Developer: Bally Midway
Based on the 1982 Disney movie Tron, Discs of Tron puts the player in the glowy blue suit of Tron himself as he plays against Sark in the game grid. Specifically, they compete in a variant of the modified jai alai and disc arena games the programs are forced to play in the movie.
DoT was originally going to be a part of the first Tron-based arcade game (imaginatively named Tron), but Bally Midway was forced to cut it due to technical limitations that they just didn't have the time to surmount. And thank goodness, I say. The first game was a bit crap.
You play as Tron, the security program dedicated to defeating Sark and the vile Master Control Program in order to free the ENCOM computer system from their nefarious control.
Sark is a right bastard, the right hand program of the MCP and tasked with the active duties of oppressing everyone and everything that isn't already in the MCP's grip.
The MCP doesn't appear in the game. Nor does anyone else, for that matter. It's pretty lonely out there in the game grid.
Though based on a larger narrative, DoT is self-contained, simply running through the paces of the game over and over again.
The playing field is comprised of two to six platforms (half on your side, half on Sark's) floating in space. Whenever there are multiple platforms on each side, Tron and Sark jump from one to another automatically. Later in the game, these platforms can be struck, causing them to blink out of existence for a short while, limiting Tron and Sark's movements until they reappear.
The main weapon of both programs is their ID discs, frisbee-like items that they toss across the gulf at each other. Both the player and Sark can have up to three of their discs in the air at one time, and if one gets destroyed for any reason, it takes a second or two for them to become usable again. Each side has their own special items as well . . . Tron has a deflection beam with which he can knock away Sark's discs a certain number of times a round, and Sark has some rather nasty energy balls that he can deploy to follow Tron around on the player's side of the field.

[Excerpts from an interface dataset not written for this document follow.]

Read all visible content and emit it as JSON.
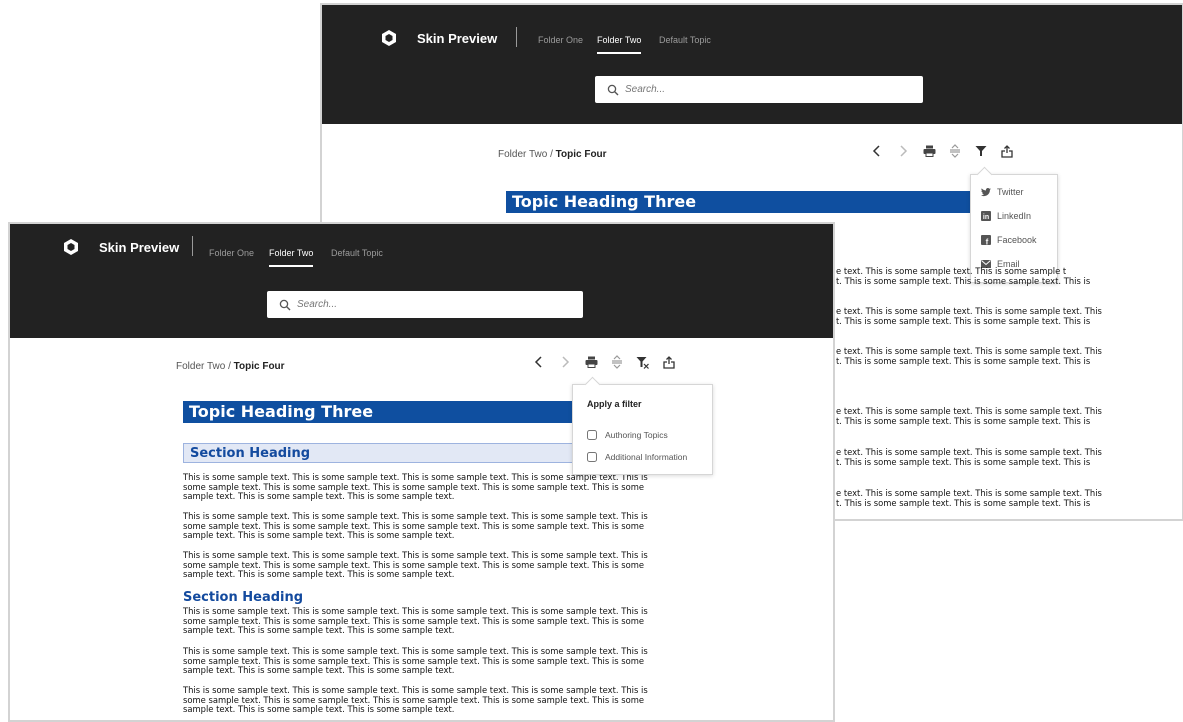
{
  "app": {
    "brand": "Skin Preview",
    "nav": [
      "Folder One",
      "Folder Two",
      "Default Topic"
    ],
    "active_nav": "Folder Two",
    "search_placeholder": "Search..."
  },
  "breadcrumb": {
    "parent": "Folder Two",
    "separator": "/",
    "current": "Topic Four"
  },
  "toolbar_icons": [
    "chevron-left-icon",
    "chevron-right-icon",
    "print-icon",
    "expand-collapse-icon",
    "filter-icon",
    "share-icon"
  ],
  "content": {
    "topic_heading": "Topic Heading Three",
    "section_heading": "Section Heading",
    "paragraph": "This is some sample text. This is some sample text. This is some sample text. This is some sample text. This is some sample text. This is some sample text. This is some sample text. This is some sample text. This is some sample text. This is some sample text. This is some sample text.",
    "fragments": {
      "a1": "e text. This is some sample text. This is some sample t",
      "a2": "t. This is some sample text. This is some sample text. This is",
      "b1": "e text. This is some sample text. This is some sample text. This",
      "b2": "t. This is some sample text. This is some sample text. This is"
    }
  },
  "share_menu": {
    "items": [
      "Twitter",
      "LinkedIn",
      "Facebook",
      "Email"
    ]
  },
  "filter_menu": {
    "title": "Apply a filter",
    "options": [
      "Authoring Topics",
      "Additional Information"
    ]
  },
  "colors": {
    "topbar": "#222222",
    "heading_blue": "#0f4fa0",
    "section_bg": "#e2e8f5",
    "section_text": "#134a9e"
  }
}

In the original arcade box, Tron is moved around the screen through the use of a airplane-style joystick while his aim is adjusted through the use of a dial. Playing the ROM on the computer puts the mouse in the place of the dial, which rides a little bit different from the dial, but still works pretty well.
Overall, it's a pretty unique system that I've always kind of liked.
The difficulty is pretty balanced for an arcade game, and once you start hitting the later stages regularly, the first few levels are easily put down. Sark rarely even gets a chance to throw one of his own discs at first since I tend to take him down so easily.
There are no continues in DoT, as the game doesn't really end. Once you've run through all of the different permutations of the game field, it just starts putting you through the different field types over and over again, the ultimate goal being to get the highest score possible while lasting as long as you can on a single credit.
The biggest challenge of the game, besides the environmental hazards and shields they put in your way, is trying to pay attention to both sides of the game field at the same time. You need to be aiming your discs at Sark and throwing them in ways that trick or force him into their flight path, but you also have to be constantly on the move, making sure his own discs and other tricks don't catch up to you as well. It's pretty good mental exercise.
I'd say "for 1983, the graphics are pretty dang good", but the fact is they're still rather nice looking. There's a simplicity to the design that fits the movie environment extremely well, and it really manages to capture the feel of a three dimensional field. This is one of the reasons I said above that I'm glad it wasn't a fifth wheel in the original Tron game . . . it would have certainly looked far worse if it had needed to squeeze in between four other games.
There aren't many sounds in the DoT to speak of, but it does make an attempt at including voice acting with Sark alternately taunting you and cursing your name, depending on the outcome of the match. A lot of games around that time tried to do the voice thing back then with varying levels of success, but I think this was one of the better attempts, even if it didn't sound anything remotely like Sark.
The Bottom Line
I probably blew a few hundred dollars worth of quarters on Discs of Tron alone as a kid. When I first grabbed the MAME emulator, this was one of the first games I sought out, downloaded, and played. I'm glad it's held up so well over the years, being just as much fun now as it was back in the day. If I were a rich man, I'd pay good money to have one of the actual arcade machines for my own personal use.